Soon after a high performer is put into a position of being responsible for other people, the reality sets in that it’s not easy. It’s hard because no longer do you get to think about yourself all the time – you are required to think about others and what’s in their best interest before your own
Leadership is struggling in organizations – and that might be an understatement. The disengagement rate of employees is at an all-time high. The current failure rate for a new leader in an organization is 60%, and 71% of organizations don’t feel their leaders can lead them into the future.
Taking these facts into consideration, along with all the time I have spent studying leaders, I believe the best leaders have never been better. I don’t know if there has ever been in a time in history with more self-aware, hungry and motivated leaders who believe it’s their purpose to make a difference in the lives of other people – what we call 'welder leaders.'
What this has caused is a growing divide between leaders and non-leaders, not the other way around. A larger number of people come into work every day thinking about what their people owe them versus what they can give their people. The reason for this is simple: If it were easy, everyone would do it.
Soon after a high performer is put into a position of being responsible for other people, the reality sets in that it’s not easy. It’s hard because no longer do you get to think about yourself all the time – you are required to think about others and what’s in their best interest before your own. Here are a few reasons why leadership is harder than ever before.
People are no longer satisfied or willing to put up with average to below average leadership.
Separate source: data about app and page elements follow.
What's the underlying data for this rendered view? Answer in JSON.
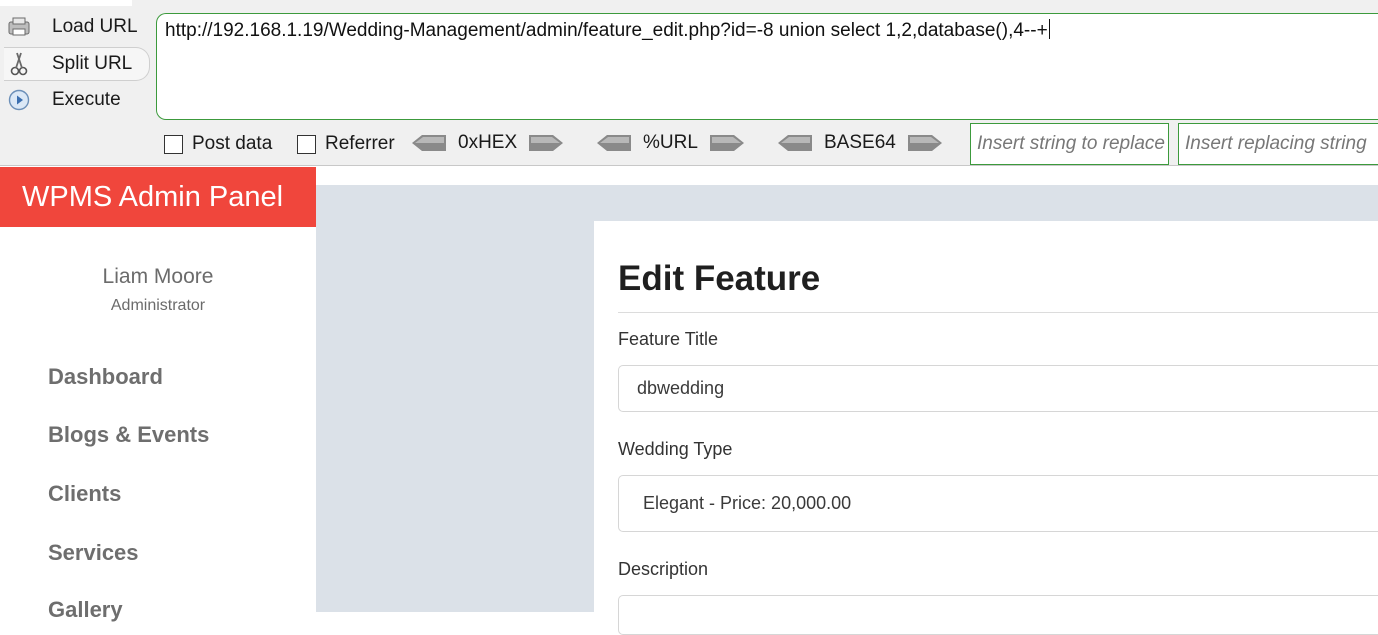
{
  "hackbar": {
    "buttons": {
      "load": "Load URL",
      "split": "Split URL",
      "execute": "Execute"
    },
    "url": "http://192.168.1.19/Wedding-Management/admin/feature_edit.php?id=-8 union select 1,2,database(),4--+",
    "checkboxes": {
      "post": "Post data",
      "referrer": "Referrer"
    },
    "codecs": {
      "hex": "0xHEX",
      "url": "%URL",
      "base64": "BASE64"
    },
    "replace": {
      "find_placeholder": "Insert string to replace",
      "with_placeholder": "Insert replacing string"
    }
  },
  "admin": {
    "brand": "WPMS Admin Panel",
    "user": {
      "name": "Liam Moore",
      "role": "Administrator"
    },
    "nav": [
      "Dashboard",
      "Blogs & Events",
      "Clients",
      "Services",
      "Gallery"
    ]
  },
  "form": {
    "title": "Edit Feature",
    "feature_title_label": "Feature Title",
    "feature_title_value": "dbwedding",
    "wedding_type_label": "Wedding Type",
    "wedding_type_value": "Elegant - Price: 20,000.00",
    "description_label": "Description"
  },
  "colors": {
    "brand_bg": "#f0463c",
    "content_bg": "#dbe1e8",
    "hackbar_accent": "#3c9a3c"
  }
}
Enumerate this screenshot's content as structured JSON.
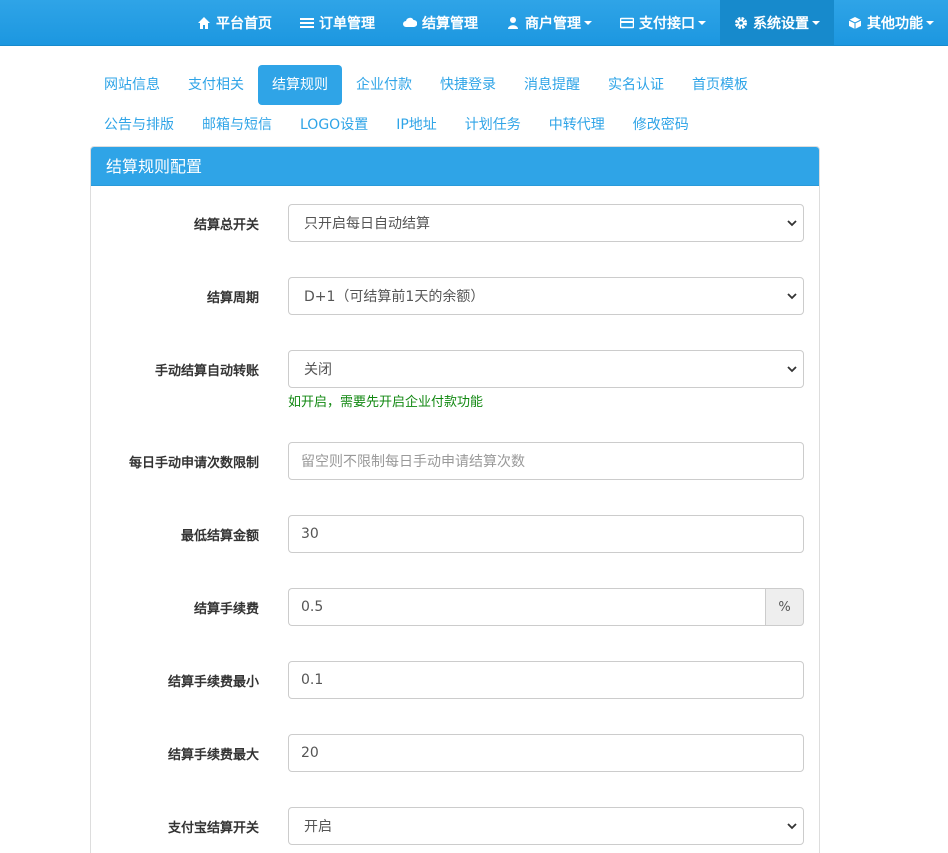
{
  "nav": {
    "items": [
      {
        "label": "平台首页",
        "icon": "home-icon"
      },
      {
        "label": "订单管理",
        "icon": "list-icon"
      },
      {
        "label": "结算管理",
        "icon": "cloud-icon"
      },
      {
        "label": "商户管理",
        "icon": "user-icon"
      },
      {
        "label": "支付接口",
        "icon": "credit-card-icon"
      },
      {
        "label": "系统设置",
        "icon": "gear-icon"
      },
      {
        "label": "其他功能",
        "icon": "cube-icon"
      }
    ]
  },
  "tabs": {
    "row1": [
      "网站信息",
      "支付相关",
      "结算规则",
      "企业付款",
      "快捷登录",
      "消息提醒",
      "实名认证",
      "首页模板"
    ],
    "row2": [
      "公告与排版",
      "邮箱与短信",
      "LOGO设置",
      "IP地址",
      "计划任务",
      "中转代理",
      "修改密码"
    ]
  },
  "panel": {
    "title": "结算规则配置"
  },
  "form": {
    "settle_switch": {
      "label": "结算总开关",
      "value": "只开启每日自动结算"
    },
    "settle_cycle": {
      "label": "结算周期",
      "value": "D+1（可结算前1天的余额）"
    },
    "auto_transfer": {
      "label": "手动结算自动转账",
      "value": "关闭",
      "help": "如开启，需要先开启企业付款功能"
    },
    "daily_limit": {
      "label": "每日手动申请次数限制",
      "placeholder": "留空则不限制每日手动申请结算次数"
    },
    "min_amount": {
      "label": "最低结算金额",
      "value": "30"
    },
    "fee": {
      "label": "结算手续费",
      "value": "0.5",
      "unit": "%"
    },
    "fee_min": {
      "label": "结算手续费最小",
      "value": "0.1"
    },
    "fee_max": {
      "label": "结算手续费最大",
      "value": "20"
    },
    "alipay_switch": {
      "label": "支付宝结算开关",
      "value": "开启"
    }
  }
}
Thanks to websites like Glassdoor, social media posts and 'best places to work' lists, people know there are great companies and great leadership in the workplace.
There are two caveats here. First, people often feel they are stuck in jobs with poor leadership because of what they are being paid. They have built their lives around the salary they make, and taking the risk to change or explore isn’t something worth changing. The second caveat is that average performers don’t mind sticking around for poor leadership.
I hate the word 'millennial.' If I have to hear one more time how different they are, I'm going to lose it. If there's any generation that might be different by a large degree, it’s gen z, which is currently entering the workforce. Either way, these two generations (myself included) do desire things like praise, experiences, mentorship and the feeling of being invested in slightly more than previous generations. (These factors have always been important, they're just slightly more important today.) So figuring out the right balance can be challenging.
Growth, growth, growth
I hear the word 'growth' over and over again from every single leader and company we work with. Why? Because whatever the current growth rate, it could always be better, and our investors, owners and highly driven people simply want more.
This makes leaders feel like they are being pulled in in two widely different directions. On one hand, there’s the expectation of immediate results and the mindset of profit over people. On the other hand, there’s the long game, where their primary focus is on the people they lead.
If this is a struggle for you, I loved the idea Marcel Schwantes shared on the “Follow My Lead" podcast about servant leadership: “There is nothing soft about serving and impacting others at work, because when you do you get results.”
Add all this up, and it’s simply true. Being a leader in today’s work environment is harder than ever before, but that’s the best part. With the right mindset, behaviours and long-term view of your career, you can become the leader people want to follow. When this begins to happen, your career will have purpose and meaning you have never ever felt before.
Source: Insurance Business